(AIM OF THE EXERCISE):
Each entry is to be given again precisely, and no picture may be carried over.

(GIVEN RECORDS):
*** Begin section ***

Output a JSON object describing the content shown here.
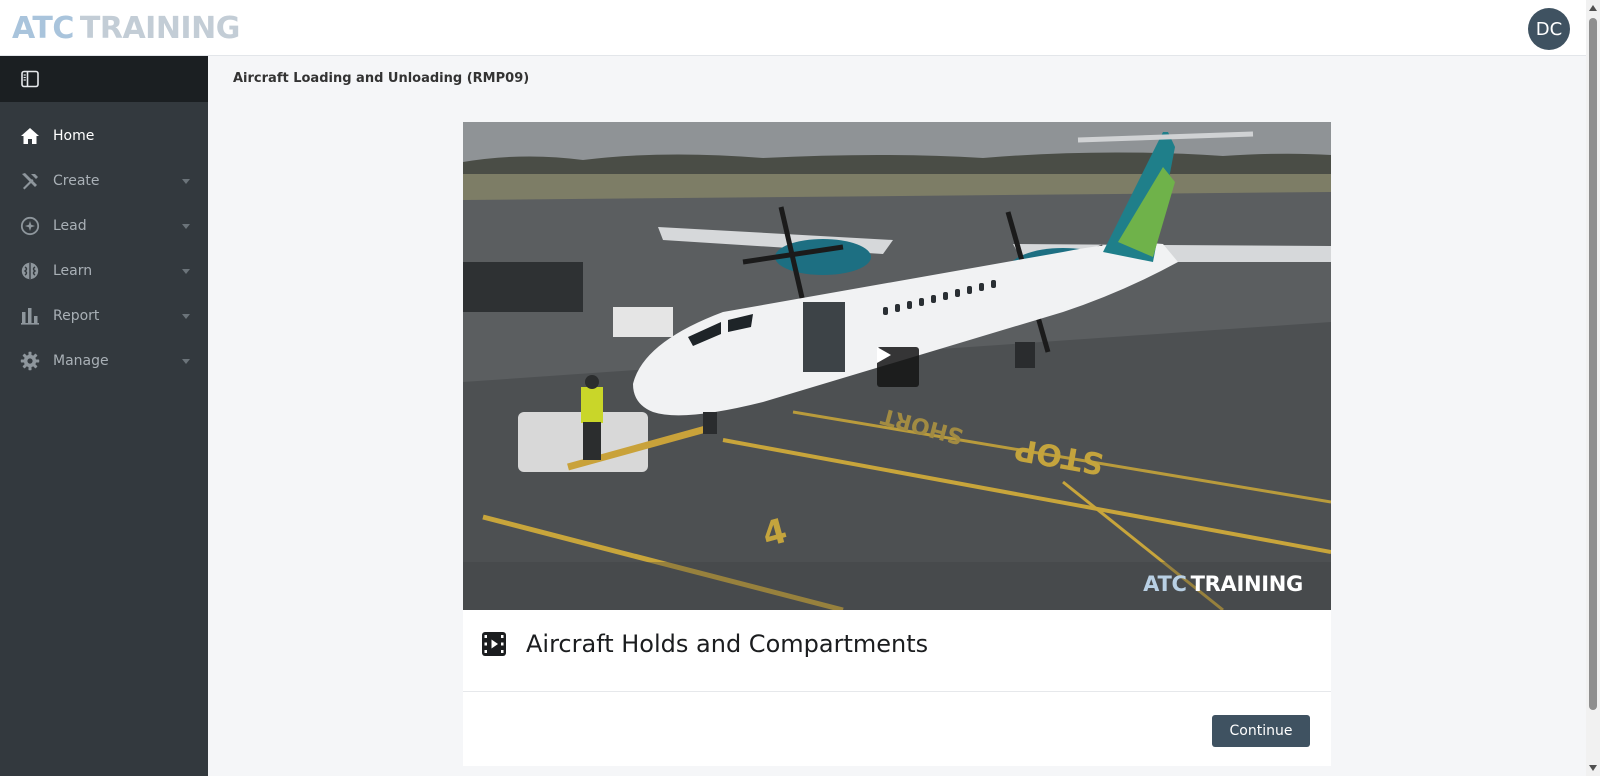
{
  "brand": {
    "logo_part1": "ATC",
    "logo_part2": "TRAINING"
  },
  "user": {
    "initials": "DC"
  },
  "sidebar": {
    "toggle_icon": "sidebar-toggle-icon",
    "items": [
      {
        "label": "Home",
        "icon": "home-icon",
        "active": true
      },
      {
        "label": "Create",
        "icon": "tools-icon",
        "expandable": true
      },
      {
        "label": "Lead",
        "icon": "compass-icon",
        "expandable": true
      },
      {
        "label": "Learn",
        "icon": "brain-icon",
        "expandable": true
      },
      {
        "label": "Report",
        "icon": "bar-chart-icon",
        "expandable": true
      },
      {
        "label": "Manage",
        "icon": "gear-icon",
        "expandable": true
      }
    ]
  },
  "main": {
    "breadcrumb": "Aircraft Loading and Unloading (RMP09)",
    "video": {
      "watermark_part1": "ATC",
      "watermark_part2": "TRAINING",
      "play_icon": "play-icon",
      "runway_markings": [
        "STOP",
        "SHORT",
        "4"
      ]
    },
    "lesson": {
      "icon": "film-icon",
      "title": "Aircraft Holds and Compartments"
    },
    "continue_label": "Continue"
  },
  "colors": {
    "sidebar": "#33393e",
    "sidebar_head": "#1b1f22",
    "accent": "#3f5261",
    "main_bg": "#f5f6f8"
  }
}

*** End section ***

(ANSWER SECTION):
Output a JSON object describing the content shown here.
{
  "brand": {
    "logo_part1": "ATC",
    "logo_part2": "TRAINING"
  },
  "user": {
    "initials": "DC"
  },
  "sidebar": {
    "toggle_icon": "sidebar-toggle-icon",
    "items": [
      {
        "label": "Home",
        "icon": "home-icon",
        "active": true
      },
      {
        "label": "Create",
        "icon": "tools-icon",
        "expandable": true
      },
      {
        "label": "Lead",
        "icon": "compass-icon",
        "expandable": true
      },
      {
        "label": "Learn",
        "icon": "brain-icon",
        "expandable": true
      },
      {
        "label": "Report",
        "icon": "bar-chart-icon",
        "expandable": true
      },
      {
        "label": "Manage",
        "icon": "gear-icon",
        "expandable": true
      }
    ]
  },
  "main": {
    "breadcrumb": "Aircraft Loading and Unloading (RMP09)",
    "video": {
      "watermark_part1": "ATC",
      "watermark_part2": "TRAINING",
      "play_icon": "play-icon",
      "runway_markings": [
        "STOP",
        "SHORT",
        "4"
      ]
    },
    "lesson": {
      "icon": "film-icon",
      "title": "Aircraft Holds and Compartments"
    },
    "continue_label": "Continue"
  },
  "colors": {
    "sidebar": "#33393e",
    "sidebar_head": "#1b1f22",
    "accent": "#3f5261",
    "main_bg": "#f5f6f8"
  }
}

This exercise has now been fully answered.